Joseph Elder is an academic and lifelong Quaker peace activist with experience of mediating conflicts in Kashmir, Vietnam, Korea and Sri Lanka. He is a currently professor of Sociology and Languages and Cultures of Asia at the University of Wisconsin, USA.
Elder was born in a Kurdish region of Iran, the son of a Presbyterian missionary, and lived in Tehran until he was 15. While a student at Oberlin College, Ohio, during the Korean War (1950-53), he told his draft board that he would go to jail rather than be inducted. Shortly after, he became a Quaker.
In 1966, along with Adam Curle, he was part of a Quaker delegation who attempted reconciliation between Pakistan and India following the war in Kashmir. By listening carefully to each side and not imposing their own opinions, they were able to present the views of each party in the conflict to the other as though from the standpoint of an insider – an approach Quakers call ‘balanced partiality’.
In 1969, Elder travelled twice to Hanoi on behalf of the American Friends Service Committee to assess medical needs and to deliver medical supplies to civilians in North Vietnam.
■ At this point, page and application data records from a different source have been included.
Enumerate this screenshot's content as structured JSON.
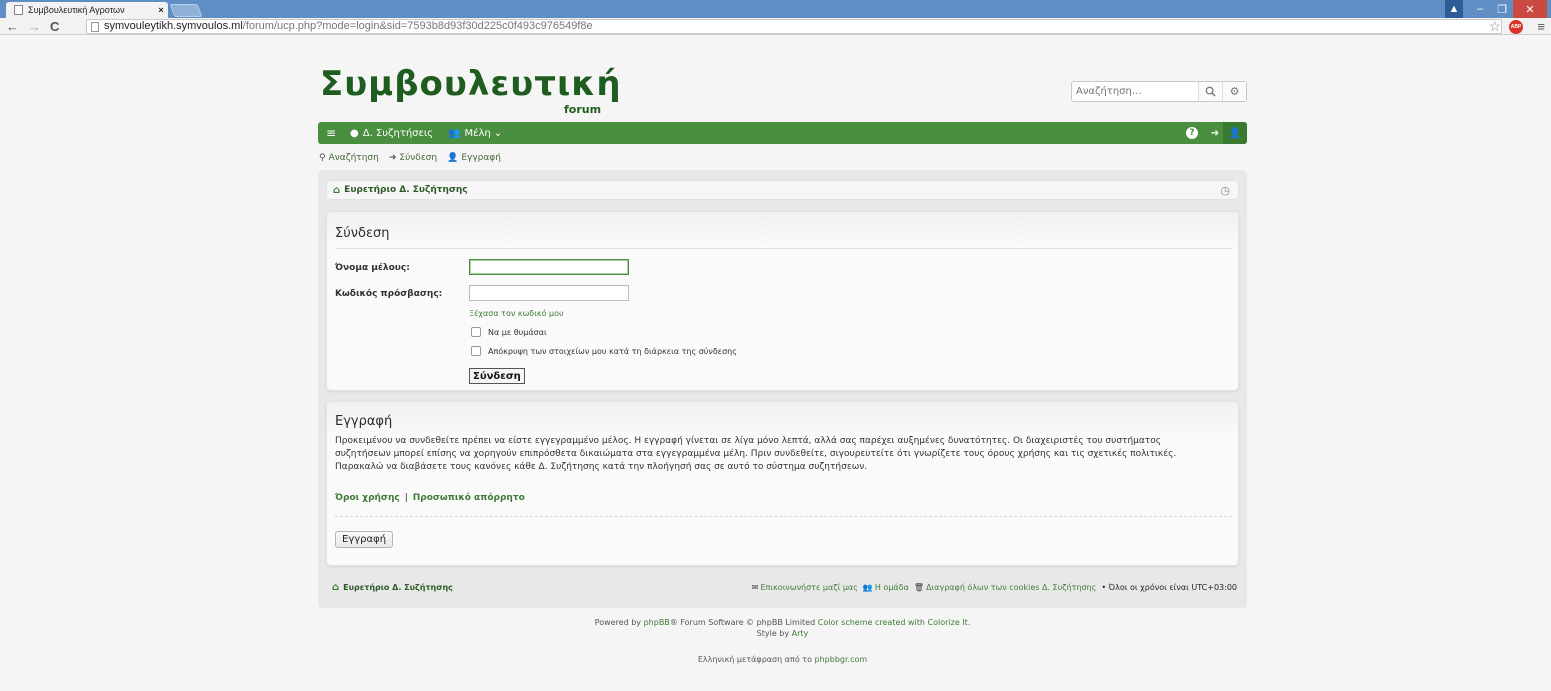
{
  "browser": {
    "tab_title": "Συμβουλευτική Αγροτων",
    "tab_close": "×",
    "url_host": "symvouleytikh.symvoulos.ml",
    "url_path": "/forum/ucp.php?mode=login&sid=7593b8d93f30d225c0f493c976549f8e",
    "abp_label": "ABP",
    "win_min": "–",
    "win_max": "❐",
    "win_close": "✕",
    "back": "←",
    "forward": "→",
    "reload": "C",
    "star": "☆",
    "menu": "≡"
  },
  "site": {
    "title": "Συμβουλευτική",
    "subtitle": "forum"
  },
  "search": {
    "placeholder": "Αναζήτηση…"
  },
  "navbar": {
    "menu_icon": "≡",
    "discussions": "Δ. Συζητήσεις",
    "members": "Μέλη ⌄",
    "help": "?"
  },
  "quicklinks": {
    "search": "Αναζήτηση",
    "login": "Σύνδεση",
    "register": "Εγγραφή"
  },
  "breadcrumb": {
    "label": "Ευρετήριο Δ. Συζήτησης"
  },
  "login": {
    "heading": "Σύνδεση",
    "username_label": "Όνομα μέλους:",
    "username_value": "",
    "password_label": "Κωδικός πρόσβασης:",
    "password_value": "",
    "forgot": "Ξέχασα τον κωδικό μου",
    "remember": "Να με θυμάσαι",
    "hide_online": "Απόκρυψη των στοιχείων μου κατά τη διάρκεια της σύνδεσης",
    "submit": "Σύνδεση"
  },
  "register": {
    "heading": "Εγγραφή",
    "line1": "Προκειμένου να συνδεθείτε πρέπει να είστε εγγεγραμμένο μέλος. Η εγγραφή γίνεται σε λίγα μόνο λεπτά, αλλά σας παρέχει αυξημένες δυνατότητες. Οι διαχειριστές του συστήματος",
    "line2": "συζητήσεων μπορεί επίσης να χορηγούν επιπρόσθετα δικαιώματα στα εγγεγραμμένα μέλη. Πριν συνδεθείτε, σιγουρευτείτε ότι γνωρίζετε τους όρους χρήσης και τις σχετικές πολιτικές.",
    "line3": "Παρακαλώ να διαβάσετε τους κανόνες κάθε Δ. Συζήτησης κατά την πλοήγησή σας σε αυτό το σύστημα συζητήσεων.",
    "terms": "Όροι χρήσης",
    "separator": "|",
    "privacy": "Προσωπικό απόρρητο",
    "button": "Εγγραφή"
  },
  "footer": {
    "home": "Ευρετήριο Δ. Συζήτησης",
    "contact": "Επικοινωνήστε μαζί μας",
    "team": "Η ομάδα",
    "delete_cookies": "Διαγραφή όλων των cookies Δ. Συζήτησης",
    "timezone": "• Όλοι οι χρόνοι είναι UTC+03:00"
  },
  "credits": {
    "powered_prefix": "Powered by",
    "phpbb": "phpBB",
    "powered_mid": "® Forum Software © phpBB Limited",
    "color_scheme": "Color scheme created with Colorize It.",
    "style_by": "Style by",
    "arty": "Arty",
    "translation_prefix": "Ελληνική μετάφραση από το",
    "translation_site": "phpbbgr.com"
  },
  "colors": {
    "brand_green": "#4a8f3f",
    "title_green": "#1f5c1f",
    "link_green": "#3f7c36"
  }
}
As well as assessing the need for medical supplies, he was able to convey messages from North Vietnam to the government in Washington.
In 1984, during the civil war between the Tamil minority and the nationalist Sinhalese government in Sri Lanka, Elder was sent as one of the two-man Quaker delegation to determine whether Quaker involvement in reconciliation efforts was feasible. They had no prior involvement or contacts in the country and were effectively starting from scratch. Although, on the surface, the two groups were highly polarised, Elder believed that, on the basis of the initial contacts, that Quakers could play a useful role as “message carriers” between the two groups.
During 1985, Elder and his Quaker colleague travelled repeatedly to Sri Lanka and India to meet with leaders on both sides, on missions funded by QPSW (Quaker Peace and Social Witness) in London. Through a series of private meetings, they were able to sow the seeds for the formal mediation conference convened by the Indian government in Bhutan later that year.
Elder imposed two key conditions for Quaker involvement. First, nothing about the Quaker role should be revealed publicly. Secondly, if either party felt their role was no longer useful, the Quakers would withdraw. These conditions emphasised that the Quakers had no overriding interests in the conflict and that control of the negotiations remained in the hands of the disputing parties.
In 1989, Elder found himself once again in the role of message carrier, this time between the North Korean government in Pyongyang and the US government in Washington.
In the 1990s, Elder helped to found Madison Quakers, Inc. which has built a peace park and a school in My Lai (scene of a massacre during the Vietnam war) , and also provides micro-loans to village and ethnic women in Vietnam.
In 1995, Elder became a founder member of the International Committee for the Peace Council, a group of religious and spiritual individuals who are internationally known and respected. They come together to demonstrate that peace is possible, and that effective collaboration between religions to make peace is also possible.
In 2009, he received a Lifetime Achievement Award for Peacemaking from Wisconsin Network for Peace and Justice.
Recently, his experience of living in Iran and his long record of studying religion and society in South Asia have led to his views being sought on the tensions and conflict in Iran, Iraq and Afghanistan.
Speaking of the role of the mediator, Elder said:
“We have no power. We could easily be dismissed as do-gooders who should be back home minding our own business. The fact that we are taken as seriously… is a never-ending miracle, which I have only been able to explain in the context of our being able to provide a service which apparently is often not available through any other channel. So to this extent we have the power of the powerless of doing something which they can't do and they have no vehicle for doing.”